▶ _Data listing_:
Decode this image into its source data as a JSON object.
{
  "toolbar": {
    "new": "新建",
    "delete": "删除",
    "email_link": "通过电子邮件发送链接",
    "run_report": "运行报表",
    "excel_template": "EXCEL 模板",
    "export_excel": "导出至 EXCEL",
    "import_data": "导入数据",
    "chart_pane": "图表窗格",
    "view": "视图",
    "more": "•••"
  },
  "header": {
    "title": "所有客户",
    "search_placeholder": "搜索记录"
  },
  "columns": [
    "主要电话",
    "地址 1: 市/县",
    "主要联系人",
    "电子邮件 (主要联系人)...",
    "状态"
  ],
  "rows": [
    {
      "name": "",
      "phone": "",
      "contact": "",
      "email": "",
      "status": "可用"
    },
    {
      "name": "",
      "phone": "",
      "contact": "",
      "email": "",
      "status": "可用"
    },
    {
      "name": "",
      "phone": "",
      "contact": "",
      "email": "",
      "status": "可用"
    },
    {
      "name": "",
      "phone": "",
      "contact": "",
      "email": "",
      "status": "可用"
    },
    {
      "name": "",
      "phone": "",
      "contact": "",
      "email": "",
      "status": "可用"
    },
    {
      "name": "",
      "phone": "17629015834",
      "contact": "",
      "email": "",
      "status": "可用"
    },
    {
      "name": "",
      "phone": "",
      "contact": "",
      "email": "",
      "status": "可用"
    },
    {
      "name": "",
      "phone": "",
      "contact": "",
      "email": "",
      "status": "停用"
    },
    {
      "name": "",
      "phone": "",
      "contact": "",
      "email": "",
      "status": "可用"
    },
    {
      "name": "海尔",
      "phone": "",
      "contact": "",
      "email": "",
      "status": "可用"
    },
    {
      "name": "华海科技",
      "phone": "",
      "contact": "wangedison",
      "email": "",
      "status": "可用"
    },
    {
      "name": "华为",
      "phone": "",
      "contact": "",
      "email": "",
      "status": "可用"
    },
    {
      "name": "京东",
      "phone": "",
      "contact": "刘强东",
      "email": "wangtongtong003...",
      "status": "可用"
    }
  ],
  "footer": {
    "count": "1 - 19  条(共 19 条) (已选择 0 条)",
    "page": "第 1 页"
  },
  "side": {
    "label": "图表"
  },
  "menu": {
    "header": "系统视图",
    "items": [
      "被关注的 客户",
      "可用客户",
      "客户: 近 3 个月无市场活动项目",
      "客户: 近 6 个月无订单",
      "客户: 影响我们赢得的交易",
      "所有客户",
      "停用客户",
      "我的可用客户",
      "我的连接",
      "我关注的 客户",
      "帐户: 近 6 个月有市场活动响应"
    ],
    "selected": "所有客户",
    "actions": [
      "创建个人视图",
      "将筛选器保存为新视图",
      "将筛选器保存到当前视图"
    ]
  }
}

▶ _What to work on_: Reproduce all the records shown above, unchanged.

▶ _Written solution_:
Decode this image into its source data as a JSON object.
{
  "toolbar": {
    "new": "新建",
    "delete": "删除",
    "email_link": "通过电子邮件发送链接",
    "run_report": "运行报表",
    "excel_template": "EXCEL 模板",
    "export_excel": "导出至 EXCEL",
    "import_data": "导入数据",
    "chart_pane": "图表窗格",
    "view": "视图",
    "more": "•••"
  },
  "header": {
    "title": "所有客户",
    "search_placeholder": "搜索记录"
  },
  "columns": [
    "主要电话",
    "地址 1: 市/县",
    "主要联系人",
    "电子邮件 (主要联系人)...",
    "状态"
  ],
  "rows": [
    {
      "name": "",
      "phone": "",
      "contact": "",
      "email": "",
      "status": "可用"
    },
    {
      "name": "",
      "phone": "",
      "contact": "",
      "email": "",
      "status": "可用"
    },
    {
      "name": "",
      "phone": "",
      "contact": "",
      "email": "",
      "status": "可用"
    },
    {
      "name": "",
      "phone": "",
      "contact": "",
      "email": "",
      "status": "可用"
    },
    {
      "name": "",
      "phone": "",
      "contact": "",
      "email": "",
      "status": "可用"
    },
    {
      "name": "",
      "phone": "17629015834",
      "contact": "",
      "email": "",
      "status": "可用"
    },
    {
      "name": "",
      "phone": "",
      "contact": "",
      "email": "",
      "status": "可用"
    },
    {
      "name": "",
      "phone": "",
      "contact": "",
      "email": "",
      "status": "停用"
    },
    {
      "name": "",
      "phone": "",
      "contact": "",
      "email": "",
      "status": "可用"
    },
    {
      "name": "海尔",
      "phone": "",
      "contact": "",
      "email": "",
      "status": "可用"
    },
    {
      "name": "华海科技",
      "phone": "",
      "contact": "wangedison",
      "email": "",
      "status": "可用"
    },
    {
      "name": "华为",
      "phone": "",
      "contact": "",
      "email": "",
      "status": "可用"
    },
    {
      "name": "京东",
      "phone": "",
      "contact": "刘强东",
      "email": "wangtongtong003...",
      "status": "可用"
    }
  ],
  "footer": {
    "count": "1 - 19  条(共 19 条) (已选择 0 条)",
    "page": "第 1 页"
  },
  "side": {
    "label": "图表"
  },
  "menu": {
    "header": "系统视图",
    "items": [
      "被关注的 客户",
      "可用客户",
      "客户: 近 3 个月无市场活动项目",
      "客户: 近 6 个月无订单",
      "客户: 影响我们赢得的交易",
      "所有客户",
      "停用客户",
      "我的可用客户",
      "我的连接",
      "我关注的 客户",
      "帐户: 近 6 个月有市场活动响应"
    ],
    "selected": "所有客户",
    "actions": [
      "创建个人视图",
      "将筛选器保存为新视图",
      "将筛选器保存到当前视图"
    ]
  }
}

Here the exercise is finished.